*RECORDS FOR PROCESSING:*

────────────────────────────────────────

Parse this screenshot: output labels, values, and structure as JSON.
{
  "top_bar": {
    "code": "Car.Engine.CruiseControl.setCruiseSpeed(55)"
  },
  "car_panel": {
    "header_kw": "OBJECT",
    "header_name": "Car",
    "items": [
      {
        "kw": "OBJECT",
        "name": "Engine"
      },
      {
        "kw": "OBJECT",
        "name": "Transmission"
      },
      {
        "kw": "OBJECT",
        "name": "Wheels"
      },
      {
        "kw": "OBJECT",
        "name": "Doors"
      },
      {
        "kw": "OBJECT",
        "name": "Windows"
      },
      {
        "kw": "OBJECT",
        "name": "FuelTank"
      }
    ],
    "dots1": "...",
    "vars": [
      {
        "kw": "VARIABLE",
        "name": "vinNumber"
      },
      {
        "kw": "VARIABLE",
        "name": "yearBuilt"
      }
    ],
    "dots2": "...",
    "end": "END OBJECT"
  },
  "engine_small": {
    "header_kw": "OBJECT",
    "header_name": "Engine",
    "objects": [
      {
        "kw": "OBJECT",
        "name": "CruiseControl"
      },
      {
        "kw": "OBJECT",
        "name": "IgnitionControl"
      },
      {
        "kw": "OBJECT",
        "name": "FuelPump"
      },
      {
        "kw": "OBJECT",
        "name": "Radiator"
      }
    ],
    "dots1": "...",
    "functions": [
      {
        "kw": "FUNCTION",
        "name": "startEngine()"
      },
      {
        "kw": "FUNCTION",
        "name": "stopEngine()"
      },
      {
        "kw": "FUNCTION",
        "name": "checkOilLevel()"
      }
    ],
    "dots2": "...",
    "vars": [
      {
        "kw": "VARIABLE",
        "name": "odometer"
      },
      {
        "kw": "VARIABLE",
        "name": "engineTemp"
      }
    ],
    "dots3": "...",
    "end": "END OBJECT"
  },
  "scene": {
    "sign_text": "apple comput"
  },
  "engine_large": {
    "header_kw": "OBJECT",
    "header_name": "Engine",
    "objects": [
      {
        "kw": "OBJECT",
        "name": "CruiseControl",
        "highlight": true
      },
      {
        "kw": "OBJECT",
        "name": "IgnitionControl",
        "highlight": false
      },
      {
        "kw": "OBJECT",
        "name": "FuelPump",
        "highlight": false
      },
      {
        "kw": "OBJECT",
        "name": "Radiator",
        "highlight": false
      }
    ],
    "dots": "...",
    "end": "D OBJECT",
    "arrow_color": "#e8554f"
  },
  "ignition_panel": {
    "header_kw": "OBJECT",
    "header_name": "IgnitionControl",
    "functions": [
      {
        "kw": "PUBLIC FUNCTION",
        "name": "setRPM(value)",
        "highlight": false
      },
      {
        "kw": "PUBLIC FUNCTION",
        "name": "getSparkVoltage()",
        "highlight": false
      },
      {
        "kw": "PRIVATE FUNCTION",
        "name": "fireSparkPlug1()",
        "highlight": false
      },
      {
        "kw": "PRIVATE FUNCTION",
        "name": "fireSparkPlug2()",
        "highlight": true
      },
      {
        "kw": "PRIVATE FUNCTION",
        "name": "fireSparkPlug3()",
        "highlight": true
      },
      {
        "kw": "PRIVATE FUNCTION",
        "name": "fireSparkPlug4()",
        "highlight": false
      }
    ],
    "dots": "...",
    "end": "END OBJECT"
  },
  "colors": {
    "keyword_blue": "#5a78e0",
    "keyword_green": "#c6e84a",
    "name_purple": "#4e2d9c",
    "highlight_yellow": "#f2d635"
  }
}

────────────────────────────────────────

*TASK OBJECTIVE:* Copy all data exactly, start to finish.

*WRITTEN REPLY:*
Parse this screenshot: output labels, values, and structure as JSON.
{
  "top_bar": {
    "code": "Car.Engine.CruiseControl.setCruiseSpeed(55)"
  },
  "car_panel": {
    "header_kw": "OBJECT",
    "header_name": "Car",
    "items": [
      {
        "kw": "OBJECT",
        "name": "Engine"
      },
      {
        "kw": "OBJECT",
        "name": "Transmission"
      },
      {
        "kw": "OBJECT",
        "name": "Wheels"
      },
      {
        "kw": "OBJECT",
        "name": "Doors"
      },
      {
        "kw": "OBJECT",
        "name": "Windows"
      },
      {
        "kw": "OBJECT",
        "name": "FuelTank"
      }
    ],
    "dots1": "...",
    "vars": [
      {
        "kw": "VARIABLE",
        "name": "vinNumber"
      },
      {
        "kw": "VARIABLE",
        "name": "yearBuilt"
      }
    ],
    "dots2": "...",
    "end": "END OBJECT"
  },
  "engine_small": {
    "header_kw": "OBJECT",
    "header_name": "Engine",
    "objects": [
      {
        "kw": "OBJECT",
        "name": "CruiseControl"
      },
      {
        "kw": "OBJECT",
        "name": "IgnitionControl"
      },
      {
        "kw": "OBJECT",
        "name": "FuelPump"
      },
      {
        "kw": "OBJECT",
        "name": "Radiator"
      }
    ],
    "dots1": "...",
    "functions": [
      {
        "kw": "FUNCTION",
        "name": "startEngine()"
      },
      {
        "kw": "FUNCTION",
        "name": "stopEngine()"
      },
      {
        "kw": "FUNCTION",
        "name": "checkOilLevel()"
      }
    ],
    "dots2": "...",
    "vars": [
      {
        "kw": "VARIABLE",
        "name": "odometer"
      },
      {
        "kw": "VARIABLE",
        "name": "engineTemp"
      }
    ],
    "dots3": "...",
    "end": "END OBJECT"
  },
  "scene": {
    "sign_text": "apple comput"
  },
  "engine_large": {
    "header_kw": "OBJECT",
    "header_name": "Engine",
    "objects": [
      {
        "kw": "OBJECT",
        "name": "CruiseControl",
        "highlight": true
      },
      {
        "kw": "OBJECT",
        "name": "IgnitionControl",
        "highlight": false
      },
      {
        "kw": "OBJECT",
        "name": "FuelPump",
        "highlight": false
      },
      {
        "kw": "OBJECT",
        "name": "Radiator",
        "highlight": false
      }
    ],
    "dots": "...",
    "end": "D OBJECT",
    "arrow_color": "#e8554f"
  },
  "ignition_panel": {
    "header_kw": "OBJECT",
    "header_name": "IgnitionControl",
    "functions": [
      {
        "kw": "PUBLIC FUNCTION",
        "name": "setRPM(value)",
        "highlight": false
      },
      {
        "kw": "PUBLIC FUNCTION",
        "name": "getSparkVoltage()",
        "highlight": false
      },
      {
        "kw": "PRIVATE FUNCTION",
        "name": "fireSparkPlug1()",
        "highlight": false
      },
      {
        "kw": "PRIVATE FUNCTION",
        "name": "fireSparkPlug2()",
        "highlight": true
      },
      {
        "kw": "PRIVATE FUNCTION",
        "name": "fireSparkPlug3()",
        "highlight": true
      },
      {
        "kw": "PRIVATE FUNCTION",
        "name": "fireSparkPlug4()",
        "highlight": false
      }
    ],
    "dots": "...",
    "end": "END OBJECT"
  },
  "colors": {
    "keyword_blue": "#5a78e0",
    "keyword_green": "#c6e84a",
    "name_purple": "#4e2d9c",
    "highlight_yellow": "#f2d635"
  }
}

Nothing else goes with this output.